This is still the case today. That does not stop, however, current scholarship from asserting contrary opinions (without documentary evidence). In the latest issue of Restoration Quarterly (Volume 55, Number 4) one reads “[t]he current scholarly consensus is that the Pentateuch is a composite work” (p. 195). This means, though there is no evidence of the JEPD series of documents, the so-called scholars still believe that Moses did not author the first five books of the Bible.
This is a serious matter, and not one to be lightly dismissed. The History Channel is replete with such references in discussion concerning the Bible (cf. Matthew 15:14). When one considers and compares the “opinion” (or absolute truth) of Jesus, that which “scholarly consensus” expressed needs to be summarily dismissed. Jesus in a number of places attributed authorship of the Pentateuch to Moses (Matthew 8:4; 19:7-8; 22:24; 23:2; John 1:17; 3:14, etc.).

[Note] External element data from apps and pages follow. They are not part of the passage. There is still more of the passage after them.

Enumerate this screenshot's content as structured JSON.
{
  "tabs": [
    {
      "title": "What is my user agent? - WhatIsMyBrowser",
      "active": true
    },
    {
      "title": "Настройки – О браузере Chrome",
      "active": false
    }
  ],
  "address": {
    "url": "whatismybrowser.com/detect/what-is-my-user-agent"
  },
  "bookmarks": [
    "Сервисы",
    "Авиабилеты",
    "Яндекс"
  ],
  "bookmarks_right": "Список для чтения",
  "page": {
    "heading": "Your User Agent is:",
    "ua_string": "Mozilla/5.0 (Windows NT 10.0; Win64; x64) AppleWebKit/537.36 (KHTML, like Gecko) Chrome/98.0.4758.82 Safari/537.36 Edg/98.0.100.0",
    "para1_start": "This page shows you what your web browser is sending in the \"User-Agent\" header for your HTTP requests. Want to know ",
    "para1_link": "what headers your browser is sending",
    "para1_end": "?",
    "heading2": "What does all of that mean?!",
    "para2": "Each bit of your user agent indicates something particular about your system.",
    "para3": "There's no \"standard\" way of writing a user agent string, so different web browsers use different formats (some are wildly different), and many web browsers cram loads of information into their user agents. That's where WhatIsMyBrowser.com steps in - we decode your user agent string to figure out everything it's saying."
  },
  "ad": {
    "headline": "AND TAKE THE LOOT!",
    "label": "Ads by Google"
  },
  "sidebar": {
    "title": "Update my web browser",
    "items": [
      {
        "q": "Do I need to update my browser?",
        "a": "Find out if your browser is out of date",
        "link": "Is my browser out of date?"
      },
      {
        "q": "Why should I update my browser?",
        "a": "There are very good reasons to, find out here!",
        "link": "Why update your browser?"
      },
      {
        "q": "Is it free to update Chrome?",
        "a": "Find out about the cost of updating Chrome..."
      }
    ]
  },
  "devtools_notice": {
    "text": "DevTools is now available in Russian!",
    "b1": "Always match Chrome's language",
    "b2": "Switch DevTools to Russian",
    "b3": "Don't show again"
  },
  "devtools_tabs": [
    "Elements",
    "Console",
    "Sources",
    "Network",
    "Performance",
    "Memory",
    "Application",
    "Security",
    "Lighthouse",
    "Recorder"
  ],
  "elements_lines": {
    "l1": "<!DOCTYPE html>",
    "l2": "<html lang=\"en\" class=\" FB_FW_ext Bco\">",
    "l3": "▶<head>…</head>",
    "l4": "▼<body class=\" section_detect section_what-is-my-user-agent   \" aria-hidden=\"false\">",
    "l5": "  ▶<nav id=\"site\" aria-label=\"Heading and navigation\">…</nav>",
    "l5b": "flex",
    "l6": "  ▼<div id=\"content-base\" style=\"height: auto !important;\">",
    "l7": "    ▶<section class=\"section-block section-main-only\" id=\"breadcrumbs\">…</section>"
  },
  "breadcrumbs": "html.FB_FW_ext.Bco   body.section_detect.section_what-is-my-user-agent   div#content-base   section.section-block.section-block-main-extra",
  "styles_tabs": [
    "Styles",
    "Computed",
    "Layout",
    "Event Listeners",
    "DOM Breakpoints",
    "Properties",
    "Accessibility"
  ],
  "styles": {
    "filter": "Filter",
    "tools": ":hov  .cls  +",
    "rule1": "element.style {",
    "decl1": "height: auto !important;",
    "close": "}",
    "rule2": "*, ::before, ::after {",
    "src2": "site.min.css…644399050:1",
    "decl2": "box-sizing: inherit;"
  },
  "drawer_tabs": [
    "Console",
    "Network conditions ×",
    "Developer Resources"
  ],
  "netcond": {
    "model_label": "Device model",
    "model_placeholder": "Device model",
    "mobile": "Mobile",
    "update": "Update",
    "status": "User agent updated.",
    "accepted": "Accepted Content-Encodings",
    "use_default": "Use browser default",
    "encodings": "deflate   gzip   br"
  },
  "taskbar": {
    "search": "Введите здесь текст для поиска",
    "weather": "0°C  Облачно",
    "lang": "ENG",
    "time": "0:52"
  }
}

Thus, we have a couple of options to consider. First, the JEPD set of documents are in hand and evidence not to be dismissed. Second, Jesus spoke the truth when He attributed authorship to Moses. These are your only two options. If you have chosen the first you have, consequently, called Jesus a liar. Since option 1 is false (Titus 1:2), then option 2 is the only one a Christian can hold and be considered faithful to that which Jesus said. How can holding option 1 be considered a faithful reliance upon what the Lord said? It can’t!
An imaginary conversation: “Jesus, who wrote Genesis through Deuteronomy?” “Moses did; why do you ask?” “Because some who are called scholars say Moses didn’t, but that it’s a composite of a number of writers.” “Well, you can believe them, or you can believe me!” RT
Political turmoil was a norm in the days of the Lord; there might have been some stability, but when a political leader like Herod is able to kill who he wants and when he wants to, to say there in NOT turmoil is to be mistaken. Can you imagine living (always) in fear of someone behind you? This is how Herod lived, and when he heard of the Scriptures attesting to a new born king, that was enough to get him into action! R.C. Foster said that Herod died in March of 4 B.C., and if he saw to it that the males were killed at two years of age and younger, we get a time frame in which our Lord was born (D.A. Carson notes that some have attempted to take the years of our Lord’s birth to 2 B.C.). However, with that, we still don’t know exactly when it was – so how in the world can anyone assert that is was December 25th?! It may have been, but not a single one of knows this to be the case.
If the Lord was 33 years of age when He was crucified, at what year would His passing have been?
In 2:6 we read that in Bethlehem the Messiah would be born; this is how the religious leaders interpreted the Scripture in their day and this is what they told the king as well. “As shown by the rendering of the Targum Jonathan, the prediction of Micah v.2 was at that time universally understood as pointing to Bethlehem, as the birthplace of the Messiah” (Edersheim, Volume 1, Book 2, Chapter 8, p. 206, 1904 edition). The significance of this remark by Edersheim will be seen when we take note how Orthodox Judaism now looks at the passage. This passage does not place the birth of the Messiah in the city (town, village) of Bethlehem, but only from the house of David who, himself, was born in Bethlehem. “… it is from this family that the Messianic king will emerge … Scripture does not mean that the Messiah’s birthplace will be the city of Bethlehem [as Christian writers propose] but that the Messianic king will be a descendent of the House of David which originated in Bethlehem” (Commentary on Micah 5:1, ArtScroll Tanach Series, Volume 2, p. 37).